2nd place went to the UHF bow tie without the preamp, which hauled in seven stations. Not bad for $4.99! Mohu’s time-tested Leaf with external amplifier was right behind, providing reliable reception of six out of ten stations. Terk’s Omni was not up to the task even after I tried a second position for it, pulling in four out of ten stations the first time around and three of ten on the second try. In its defense, it did snag WLVT-39 from Allentown, which only the amplified bow tie could match.

Compact antenna designs will have trouble with low-band VHF reception.  KJWP-2 and WPVI-6, as picked up by the amplified bow tie…

…are basically ‘missing in action’ on the Terk Omni antenna.

As for the Trinity Xtend?

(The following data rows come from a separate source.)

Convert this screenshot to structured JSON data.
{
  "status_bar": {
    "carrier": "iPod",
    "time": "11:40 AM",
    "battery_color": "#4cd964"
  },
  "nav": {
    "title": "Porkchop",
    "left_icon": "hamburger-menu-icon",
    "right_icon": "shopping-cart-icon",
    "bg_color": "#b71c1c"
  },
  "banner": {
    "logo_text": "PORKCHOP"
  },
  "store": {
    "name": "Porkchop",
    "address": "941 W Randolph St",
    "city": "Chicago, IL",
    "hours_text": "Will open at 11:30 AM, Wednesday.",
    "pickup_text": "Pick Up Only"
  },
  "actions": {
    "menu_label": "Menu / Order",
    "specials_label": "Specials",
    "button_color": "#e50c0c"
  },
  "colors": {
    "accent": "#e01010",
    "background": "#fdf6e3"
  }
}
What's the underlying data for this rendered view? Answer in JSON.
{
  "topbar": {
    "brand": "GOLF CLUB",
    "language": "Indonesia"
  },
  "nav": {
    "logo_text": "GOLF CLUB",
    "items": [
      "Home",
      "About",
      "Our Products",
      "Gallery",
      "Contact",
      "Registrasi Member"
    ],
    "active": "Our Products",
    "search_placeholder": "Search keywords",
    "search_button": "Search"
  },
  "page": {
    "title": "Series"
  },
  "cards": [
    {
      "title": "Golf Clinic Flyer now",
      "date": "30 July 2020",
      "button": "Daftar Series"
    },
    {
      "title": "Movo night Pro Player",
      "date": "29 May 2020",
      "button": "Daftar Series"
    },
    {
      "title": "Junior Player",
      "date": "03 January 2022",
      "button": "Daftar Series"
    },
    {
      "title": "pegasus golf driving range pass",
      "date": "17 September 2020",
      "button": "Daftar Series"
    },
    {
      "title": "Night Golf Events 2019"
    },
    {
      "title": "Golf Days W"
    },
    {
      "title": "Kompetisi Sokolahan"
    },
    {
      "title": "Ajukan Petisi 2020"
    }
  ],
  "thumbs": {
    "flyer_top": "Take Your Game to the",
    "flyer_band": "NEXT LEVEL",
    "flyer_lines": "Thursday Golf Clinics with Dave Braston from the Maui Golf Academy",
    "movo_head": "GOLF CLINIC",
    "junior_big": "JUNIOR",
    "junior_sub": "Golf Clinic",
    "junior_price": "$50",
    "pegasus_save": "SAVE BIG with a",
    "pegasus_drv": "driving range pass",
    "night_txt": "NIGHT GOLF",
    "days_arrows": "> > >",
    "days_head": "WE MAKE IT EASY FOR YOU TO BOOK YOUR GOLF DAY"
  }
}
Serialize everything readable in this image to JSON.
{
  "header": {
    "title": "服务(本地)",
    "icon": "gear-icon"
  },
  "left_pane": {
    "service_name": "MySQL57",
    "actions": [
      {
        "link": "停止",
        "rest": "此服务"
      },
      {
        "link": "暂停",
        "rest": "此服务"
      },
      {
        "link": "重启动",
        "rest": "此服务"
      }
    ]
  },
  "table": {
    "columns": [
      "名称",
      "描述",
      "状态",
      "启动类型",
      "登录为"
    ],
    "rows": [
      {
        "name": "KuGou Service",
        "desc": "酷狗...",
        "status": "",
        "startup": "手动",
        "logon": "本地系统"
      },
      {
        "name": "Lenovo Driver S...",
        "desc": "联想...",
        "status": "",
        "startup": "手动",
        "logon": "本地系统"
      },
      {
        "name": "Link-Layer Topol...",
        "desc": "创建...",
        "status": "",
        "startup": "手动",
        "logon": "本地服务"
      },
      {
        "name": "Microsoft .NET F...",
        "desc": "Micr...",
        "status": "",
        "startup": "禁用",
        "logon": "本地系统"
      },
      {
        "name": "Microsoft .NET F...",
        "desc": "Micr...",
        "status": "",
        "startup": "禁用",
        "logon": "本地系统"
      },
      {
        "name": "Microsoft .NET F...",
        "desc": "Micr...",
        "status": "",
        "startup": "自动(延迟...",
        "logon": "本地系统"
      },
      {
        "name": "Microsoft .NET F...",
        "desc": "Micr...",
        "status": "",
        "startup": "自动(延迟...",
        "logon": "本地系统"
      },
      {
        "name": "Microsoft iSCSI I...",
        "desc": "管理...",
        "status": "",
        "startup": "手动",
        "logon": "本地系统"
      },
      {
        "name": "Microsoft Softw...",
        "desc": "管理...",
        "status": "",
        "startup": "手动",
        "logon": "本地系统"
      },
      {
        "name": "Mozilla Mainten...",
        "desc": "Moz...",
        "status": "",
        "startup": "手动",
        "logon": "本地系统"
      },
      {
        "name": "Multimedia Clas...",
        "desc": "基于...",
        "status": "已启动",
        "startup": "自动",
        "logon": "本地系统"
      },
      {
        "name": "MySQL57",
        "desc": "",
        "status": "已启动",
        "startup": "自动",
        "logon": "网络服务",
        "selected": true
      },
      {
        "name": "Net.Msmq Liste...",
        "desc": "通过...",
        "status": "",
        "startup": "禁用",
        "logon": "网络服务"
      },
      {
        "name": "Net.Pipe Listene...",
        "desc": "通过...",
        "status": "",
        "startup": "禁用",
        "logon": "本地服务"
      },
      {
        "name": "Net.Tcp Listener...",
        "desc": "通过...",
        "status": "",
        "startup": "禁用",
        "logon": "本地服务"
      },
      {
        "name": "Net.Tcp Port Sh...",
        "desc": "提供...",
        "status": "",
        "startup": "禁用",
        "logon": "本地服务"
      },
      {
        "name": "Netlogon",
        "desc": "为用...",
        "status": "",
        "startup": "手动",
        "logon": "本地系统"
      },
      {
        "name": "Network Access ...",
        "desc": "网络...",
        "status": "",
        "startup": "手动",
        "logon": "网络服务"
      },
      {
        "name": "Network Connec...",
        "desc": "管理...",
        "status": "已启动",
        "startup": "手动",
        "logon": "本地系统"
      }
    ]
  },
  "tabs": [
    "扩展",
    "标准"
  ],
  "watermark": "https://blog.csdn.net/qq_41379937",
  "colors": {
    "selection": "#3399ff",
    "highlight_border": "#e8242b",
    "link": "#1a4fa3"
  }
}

Best to use it as a WiFi extender and forget about DTV reception altogether, unless you live very, very close to the transmitters. No matter which way I oriented it – vertically or horizontally – it could only pull in two stations reliably (WYBE-35 and WFMZ-46) and neither of them is affiliated with a major network. (So much for the claim of 65-mile reception.) My location is around 25 miles from the Roxborough TV towers and has moderate multipath, but not so much that the average indoor antenna can’t pull in at least five stations.

As for the WiFi extender part; it works quite well. I downloaded the Terk Extender app from Google Play and it didn’t take long to make the connection while following the app’s instructions, boosting 5 GHz signal strength by a few decibels in the farthest parts of my house. So you may still find that part of the product useful if you are strapped for range.

Terk’s Trinity Xtend created a ton of spectral noise on high-band VHF channels 7 through 13…

…that wasn’t seen at all when using the amplified Mohu Leaf.

Here are channels 17 through 46 as picked up by the amplified bow tie.

The same channels using the Terk Omni…

…and the Terk Trinity Xtend, lying flat (horizontally polarized).


As you’ve seen in previous tests, there are some really good indoor antennas for sale that won’t break the bank. Winegard and Mohu both offer indoor panel antennas (passive and amplified) that should pull in the majority of stations in your area if you are no more than 30 miles from the TV transmitters. Radio Shack doesn’t sell UHF bow ties anymore, but Amazon shows the ANTOP amplified bow tie for about $28 – a little pricey in my book, but having the amplifier is a plus.

There’s a catch, though. The recent FCC spectrum auction just concluded and it appears that all UHF channels above 38 will be re-allocated for other uses. This means there are plenty of TV stations that will have to relocate, and some of them will wind up in the noisy, harder-to-receive low-band VHF channels from 54 to 87 MHz. Antennas must have more and longer elements to work at these frequencies, so super-compact designs aren’t going to cut it in the future.

With that in mind, I can’t recommend either of the Terk models for indoor reception – not when a five-dollar piece of bent wire can outperform both of them. Oh well; better luck next time…